Height: To 80 feet, but usually shorter
Lifespan: Like most hickories, it’ll reach ages of about 200 years
Fall Foliage: Very attractive, bright gold; a gem of autumn
Range: Most common in the southeastern United States, but extending across the Mississippi River and north into New England
Typical Habitat: Rich, fertile uplands, including areas with fairly gravely soil
The Mockernut Hickory Tree: A Key Component of the Forest
Valued for its wood, wildlife value, and glorious fall color, the mockernut hickory tree is a vital part of several forest types, including most notably (wait for it…) hickory-oak forests. It is a large tree, which plays a vital role in the forests it helps create. It’s thick-shelled nuts are a prized food source for squirrels and other rodents capable of penetrating their tough shells.
One of (if not the) most common hickories in the eastern United States, the mockernut hickory is more commonly found along ridges and hillsides than damp bottomlands. It’s also planted by landowners at times, but you’ll see plenty of them in natural areas — particularly in the piedmont of the eastern U.S.

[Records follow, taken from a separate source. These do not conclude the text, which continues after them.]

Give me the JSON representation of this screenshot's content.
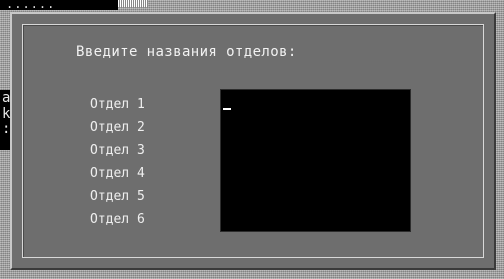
{
  "background": {
    "top_left_text": "......",
    "left_edge_lines": [
      "а",
      "k",
      ":"
    ]
  },
  "dialog": {
    "title": "Введите названия отделов:",
    "departments": [
      {
        "label": "Отдел 1"
      },
      {
        "label": "Отдел 2"
      },
      {
        "label": "Отдел 3"
      },
      {
        "label": "Отдел 4"
      },
      {
        "label": "Отдел 5"
      },
      {
        "label": "Отдел 6"
      }
    ],
    "input_value": ""
  },
  "colors": {
    "dialog_bg": "#6e6e6e",
    "input_bg": "#000000",
    "text": "#f2f2f2"
  }
}
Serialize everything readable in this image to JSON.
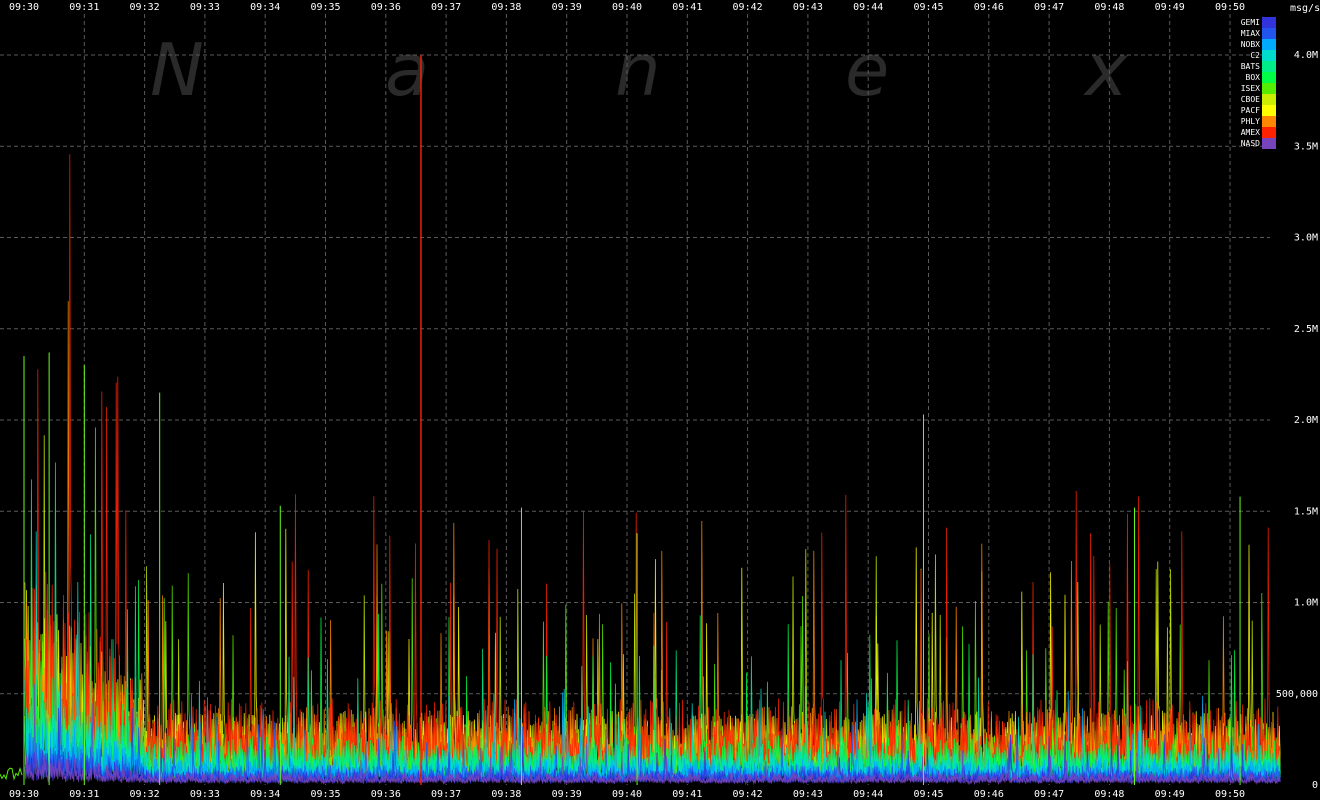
{
  "watermark_letters": [
    "N",
    "a",
    "n",
    "e",
    "x"
  ],
  "chart_data": {
    "type": "area",
    "title": "",
    "xlabel": "",
    "ylabel": "msg/s",
    "ylim": [
      0,
      4200000
    ],
    "grid": true,
    "legend_placement": "top-right",
    "x_ticks": [
      "09:30",
      "09:31",
      "09:32",
      "09:33",
      "09:34",
      "09:35",
      "09:36",
      "09:37",
      "09:38",
      "09:39",
      "09:40",
      "09:41",
      "09:42",
      "09:43",
      "09:44",
      "09:45",
      "09:46",
      "09:47",
      "09:48",
      "09:49",
      "09:50"
    ],
    "y_ticks": [
      {
        "value": 0,
        "label": "0"
      },
      {
        "value": 500000,
        "label": "500,000"
      },
      {
        "value": 1000000,
        "label": "1.0M"
      },
      {
        "value": 1500000,
        "label": "1.5M"
      },
      {
        "value": 2000000,
        "label": "2.0M"
      },
      {
        "value": 2500000,
        "label": "2.5M"
      },
      {
        "value": 3000000,
        "label": "3.0M"
      },
      {
        "value": 3500000,
        "label": "3.5M"
      },
      {
        "value": 4000000,
        "label": "4.0M"
      }
    ],
    "series": [
      {
        "name": "GEMI",
        "color": "#3333dd"
      },
      {
        "name": "MIAX",
        "color": "#2255ee"
      },
      {
        "name": "NOBX",
        "color": "#00aaff"
      },
      {
        "name": "C2",
        "color": "#00ddcc"
      },
      {
        "name": "BATS",
        "color": "#00ee88"
      },
      {
        "name": "BOX",
        "color": "#00ff44"
      },
      {
        "name": "ISEX",
        "color": "#55ee00"
      },
      {
        "name": "CBOE",
        "color": "#ccee00"
      },
      {
        "name": "PACF",
        "color": "#ffff00"
      },
      {
        "name": "PHLY",
        "color": "#ff8800"
      },
      {
        "name": "AMEX",
        "color": "#ff2200"
      },
      {
        "name": "NASD",
        "color": "#7744bb"
      }
    ],
    "x_range": [
      "09:30",
      "09:50:50"
    ],
    "peaks": [
      {
        "x": "09:30:00",
        "y": 2350000
      },
      {
        "x": "09:30:25",
        "y": 2370000
      },
      {
        "x": "09:31:00",
        "y": 2300000
      },
      {
        "x": "09:32:15",
        "y": 2150000
      },
      {
        "x": "09:34:15",
        "y": 1530000
      },
      {
        "x": "09:36:35",
        "y": 4000000
      },
      {
        "x": "09:38:15",
        "y": 1520000
      },
      {
        "x": "09:40:10",
        "y": 1380000
      },
      {
        "x": "09:44:55",
        "y": 2030000
      },
      {
        "x": "09:48:25",
        "y": 1520000
      },
      {
        "x": "09:50:10",
        "y": 1580000
      }
    ],
    "baseline_typical": 300000
  }
}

This tree doesn’t grow or mature terribly quickly, but once it is settled in it’ll continue to produce nuts for a long time. This makes it very important for the long-term health of forest ecosystems.
The Mockernut Hickory: Identification Tips & Tricks
Broadly speaking, hickory trees are fairly easy to identify. They all have compound leaves, which are alternately arranged on the tree. While honey locusts and a handful of other species native to the eastern U.S. also bear leaves with this same arrangement, they’re generally less common than hickories.
Ash trees (and the ash-leaf maple or box elder) also have compound leaves, but they’re arranged in opposite (paired) fashion. They lack thorns, have thick bark, and — often, most obviously — produce large quantities of thick-shelled nuts.
That said, distinguishing hickory trees from each other is not particularly easy. You’ll often have to consider several characteristics, which rule in and out several other species found in the east. This includes the leaves, bark, habitat, buds, and fruit (nut).
But casual nature-lovers in the piedmont will likely run into one of two species: the mockernut hickory tree or the pignut hickory tree. The best way to distinguish these two species is simply by glancing at the shell of the nuts. Those of the mockernut hickory are very thick, while pignuts have very thin shells. In fact, the common name “pignut” refers to the fact that pigs readily dined on them.
The Mockernut Hickory Tree: Additional Information
Fortunately for those interested in this species, there is an abundance of further reading material available. To start, check out these resources:
- Florida Native Plant Society: A great resource for nature lovers seeking quick-and-easy facts about the mockernut hickory.
- U.S. Forest Service: A comprehensive guide to the species, including notes on its fire ecology.
- Missouri Botanical Gardens: Great information, including several photos of mockernut hickory trees.